WHAT YOU WILL DO. Word for word, reproduce every line of the data.

# # # #

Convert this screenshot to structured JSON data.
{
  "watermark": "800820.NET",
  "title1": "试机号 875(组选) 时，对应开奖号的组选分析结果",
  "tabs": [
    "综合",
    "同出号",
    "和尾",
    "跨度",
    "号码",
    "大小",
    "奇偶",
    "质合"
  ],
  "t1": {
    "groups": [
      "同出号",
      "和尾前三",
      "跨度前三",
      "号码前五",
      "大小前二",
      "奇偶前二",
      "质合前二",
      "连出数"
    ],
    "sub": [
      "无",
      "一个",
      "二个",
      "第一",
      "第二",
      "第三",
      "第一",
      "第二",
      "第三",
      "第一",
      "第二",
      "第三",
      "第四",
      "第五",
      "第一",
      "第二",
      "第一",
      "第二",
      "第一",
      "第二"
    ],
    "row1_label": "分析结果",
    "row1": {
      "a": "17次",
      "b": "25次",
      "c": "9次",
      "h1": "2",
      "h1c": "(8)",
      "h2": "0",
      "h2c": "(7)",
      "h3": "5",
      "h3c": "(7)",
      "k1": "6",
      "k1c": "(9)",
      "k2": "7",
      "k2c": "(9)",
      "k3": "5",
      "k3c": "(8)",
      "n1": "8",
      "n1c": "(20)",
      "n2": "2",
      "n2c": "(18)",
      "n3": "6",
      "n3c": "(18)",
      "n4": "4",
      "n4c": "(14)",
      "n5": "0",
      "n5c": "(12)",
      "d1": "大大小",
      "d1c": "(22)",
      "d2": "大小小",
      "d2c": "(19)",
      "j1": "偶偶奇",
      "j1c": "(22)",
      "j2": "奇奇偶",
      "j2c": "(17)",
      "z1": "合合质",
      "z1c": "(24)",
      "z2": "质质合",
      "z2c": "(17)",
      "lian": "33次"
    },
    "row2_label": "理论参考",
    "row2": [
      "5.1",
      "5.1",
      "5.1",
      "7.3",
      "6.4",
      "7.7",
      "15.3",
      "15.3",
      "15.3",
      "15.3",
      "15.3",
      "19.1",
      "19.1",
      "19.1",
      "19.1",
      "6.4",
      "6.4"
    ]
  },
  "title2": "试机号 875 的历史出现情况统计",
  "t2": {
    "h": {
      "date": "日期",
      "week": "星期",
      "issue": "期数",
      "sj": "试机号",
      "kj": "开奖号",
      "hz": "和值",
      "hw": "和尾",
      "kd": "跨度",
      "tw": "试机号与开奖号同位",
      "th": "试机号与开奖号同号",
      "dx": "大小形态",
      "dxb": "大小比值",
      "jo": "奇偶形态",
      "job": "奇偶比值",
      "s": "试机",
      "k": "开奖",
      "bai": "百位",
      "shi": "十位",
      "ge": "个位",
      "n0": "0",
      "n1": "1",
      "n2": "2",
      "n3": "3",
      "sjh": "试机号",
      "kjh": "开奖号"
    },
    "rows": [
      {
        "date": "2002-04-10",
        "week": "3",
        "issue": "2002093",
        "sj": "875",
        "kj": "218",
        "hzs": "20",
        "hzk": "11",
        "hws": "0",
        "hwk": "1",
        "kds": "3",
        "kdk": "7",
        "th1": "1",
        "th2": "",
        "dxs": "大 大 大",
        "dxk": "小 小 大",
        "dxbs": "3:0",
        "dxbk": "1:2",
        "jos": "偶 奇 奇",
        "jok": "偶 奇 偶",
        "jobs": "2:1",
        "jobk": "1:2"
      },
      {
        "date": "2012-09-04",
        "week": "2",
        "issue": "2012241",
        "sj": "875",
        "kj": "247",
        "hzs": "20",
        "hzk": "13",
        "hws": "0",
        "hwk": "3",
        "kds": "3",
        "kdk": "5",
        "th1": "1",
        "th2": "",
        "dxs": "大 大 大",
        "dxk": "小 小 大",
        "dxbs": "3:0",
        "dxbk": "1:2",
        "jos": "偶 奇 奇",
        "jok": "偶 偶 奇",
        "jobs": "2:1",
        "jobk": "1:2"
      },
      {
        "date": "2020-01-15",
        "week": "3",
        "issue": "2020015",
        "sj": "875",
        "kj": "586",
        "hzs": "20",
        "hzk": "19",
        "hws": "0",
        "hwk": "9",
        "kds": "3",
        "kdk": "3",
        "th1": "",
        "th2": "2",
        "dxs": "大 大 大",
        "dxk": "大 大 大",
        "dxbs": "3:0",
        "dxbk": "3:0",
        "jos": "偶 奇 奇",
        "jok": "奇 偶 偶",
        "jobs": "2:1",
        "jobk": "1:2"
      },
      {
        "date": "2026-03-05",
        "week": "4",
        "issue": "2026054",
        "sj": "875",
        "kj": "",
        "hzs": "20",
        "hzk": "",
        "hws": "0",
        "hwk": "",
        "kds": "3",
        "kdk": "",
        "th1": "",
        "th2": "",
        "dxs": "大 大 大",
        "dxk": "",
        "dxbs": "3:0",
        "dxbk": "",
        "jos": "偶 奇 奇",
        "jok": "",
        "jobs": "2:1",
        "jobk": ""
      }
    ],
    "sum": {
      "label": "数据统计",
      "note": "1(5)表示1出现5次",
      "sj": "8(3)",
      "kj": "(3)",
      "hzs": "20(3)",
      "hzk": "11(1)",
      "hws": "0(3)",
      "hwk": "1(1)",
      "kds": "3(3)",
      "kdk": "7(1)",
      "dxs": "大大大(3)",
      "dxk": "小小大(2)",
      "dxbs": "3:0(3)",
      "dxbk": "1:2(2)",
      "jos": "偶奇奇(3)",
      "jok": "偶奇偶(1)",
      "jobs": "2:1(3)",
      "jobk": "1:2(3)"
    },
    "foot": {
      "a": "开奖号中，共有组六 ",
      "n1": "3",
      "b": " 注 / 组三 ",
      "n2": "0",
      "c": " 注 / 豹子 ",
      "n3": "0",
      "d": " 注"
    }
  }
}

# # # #

RESPONSE BELOW.
Convert this screenshot to structured JSON data.
{
  "watermark": "800820.NET",
  "title1": "试机号 875(组选) 时，对应开奖号的组选分析结果",
  "tabs": [
    "综合",
    "同出号",
    "和尾",
    "跨度",
    "号码",
    "大小",
    "奇偶",
    "质合"
  ],
  "t1": {
    "groups": [
      "同出号",
      "和尾前三",
      "跨度前三",
      "号码前五",
      "大小前二",
      "奇偶前二",
      "质合前二",
      "连出数"
    ],
    "sub": [
      "无",
      "一个",
      "二个",
      "第一",
      "第二",
      "第三",
      "第一",
      "第二",
      "第三",
      "第一",
      "第二",
      "第三",
      "第四",
      "第五",
      "第一",
      "第二",
      "第一",
      "第二",
      "第一",
      "第二"
    ],
    "row1_label": "分析结果",
    "row1": {
      "a": "17次",
      "b": "25次",
      "c": "9次",
      "h1": "2",
      "h1c": "(8)",
      "h2": "0",
      "h2c": "(7)",
      "h3": "5",
      "h3c": "(7)",
      "k1": "6",
      "k1c": "(9)",
      "k2": "7",
      "k2c": "(9)",
      "k3": "5",
      "k3c": "(8)",
      "n1": "8",
      "n1c": "(20)",
      "n2": "2",
      "n2c": "(18)",
      "n3": "6",
      "n3c": "(18)",
      "n4": "4",
      "n4c": "(14)",
      "n5": "0",
      "n5c": "(12)",
      "d1": "大大小",
      "d1c": "(22)",
      "d2": "大小小",
      "d2c": "(19)",
      "j1": "偶偶奇",
      "j1c": "(22)",
      "j2": "奇奇偶",
      "j2c": "(17)",
      "z1": "合合质",
      "z1c": "(24)",
      "z2": "质质合",
      "z2c": "(17)",
      "lian": "33次"
    },
    "row2_label": "理论参考",
    "row2": [
      "5.1",
      "5.1",
      "5.1",
      "7.3",
      "6.4",
      "7.7",
      "15.3",
      "15.3",
      "15.3",
      "15.3",
      "15.3",
      "19.1",
      "19.1",
      "19.1",
      "19.1",
      "6.4",
      "6.4"
    ]
  },
  "title2": "试机号 875 的历史出现情况统计",
  "t2": {
    "h": {
      "date": "日期",
      "week": "星期",
      "issue": "期数",
      "sj": "试机号",
      "kj": "开奖号",
      "hz": "和值",
      "hw": "和尾",
      "kd": "跨度",
      "tw": "试机号与开奖号同位",
      "th": "试机号与开奖号同号",
      "dx": "大小形态",
      "dxb": "大小比值",
      "jo": "奇偶形态",
      "job": "奇偶比值",
      "s": "试机",
      "k": "开奖",
      "bai": "百位",
      "shi": "十位",
      "ge": "个位",
      "n0": "0",
      "n1": "1",
      "n2": "2",
      "n3": "3",
      "sjh": "试机号",
      "kjh": "开奖号"
    },
    "rows": [
      {
        "date": "2002-04-10",
        "week": "3",
        "issue": "2002093",
        "sj": "875",
        "kj": "218",
        "hzs": "20",
        "hzk": "11",
        "hws": "0",
        "hwk": "1",
        "kds": "3",
        "kdk": "7",
        "th1": "1",
        "th2": "",
        "dxs": "大 大 大",
        "dxk": "小 小 大",
        "dxbs": "3:0",
        "dxbk": "1:2",
        "jos": "偶 奇 奇",
        "jok": "偶 奇 偶",
        "jobs": "2:1",
        "jobk": "1:2"
      },
      {
        "date": "2012-09-04",
        "week": "2",
        "issue": "2012241",
        "sj": "875",
        "kj": "247",
        "hzs": "20",
        "hzk": "13",
        "hws": "0",
        "hwk": "3",
        "kds": "3",
        "kdk": "5",
        "th1": "1",
        "th2": "",
        "dxs": "大 大 大",
        "dxk": "小 小 大",
        "dxbs": "3:0",
        "dxbk": "1:2",
        "jos": "偶 奇 奇",
        "jok": "偶 偶 奇",
        "jobs": "2:1",
        "jobk": "1:2"
      },
      {
        "date": "2020-01-15",
        "week": "3",
        "issue": "2020015",
        "sj": "875",
        "kj": "586",
        "hzs": "20",
        "hzk": "19",
        "hws": "0",
        "hwk": "9",
        "kds": "3",
        "kdk": "3",
        "th1": "",
        "th2": "2",
        "dxs": "大 大 大",
        "dxk": "大 大 大",
        "dxbs": "3:0",
        "dxbk": "3:0",
        "jos": "偶 奇 奇",
        "jok": "奇 偶 偶",
        "jobs": "2:1",
        "jobk": "1:2"
      },
      {
        "date": "2026-03-05",
        "week": "4",
        "issue": "2026054",
        "sj": "875",
        "kj": "",
        "hzs": "20",
        "hzk": "",
        "hws": "0",
        "hwk": "",
        "kds": "3",
        "kdk": "",
        "th1": "",
        "th2": "",
        "dxs": "大 大 大",
        "dxk": "",
        "dxbs": "3:0",
        "dxbk": "",
        "jos": "偶 奇 奇",
        "jok": "",
        "jobs": "2:1",
        "jobk": ""
      }
    ],
    "sum": {
      "label": "数据统计",
      "note": "1(5)表示1出现5次",
      "sj": "8(3)",
      "kj": "(3)",
      "hzs": "20(3)",
      "hzk": "11(1)",
      "hws": "0(3)",
      "hwk": "1(1)",
      "kds": "3(3)",
      "kdk": "7(1)",
      "dxs": "大大大(3)",
      "dxk": "小小大(2)",
      "dxbs": "3:0(3)",
      "dxbk": "1:2(2)",
      "jos": "偶奇奇(3)",
      "jok": "偶奇偶(1)",
      "jobs": "2:1(3)",
      "jobk": "1:2(3)"
    },
    "foot": {
      "a": "开奖号中，共有组六 ",
      "n1": "3",
      "b": " 注 / 组三 ",
      "n2": "0",
      "c": " 注 / 豹子 ",
      "n3": "0",
      "d": " 注"
    }
  }
}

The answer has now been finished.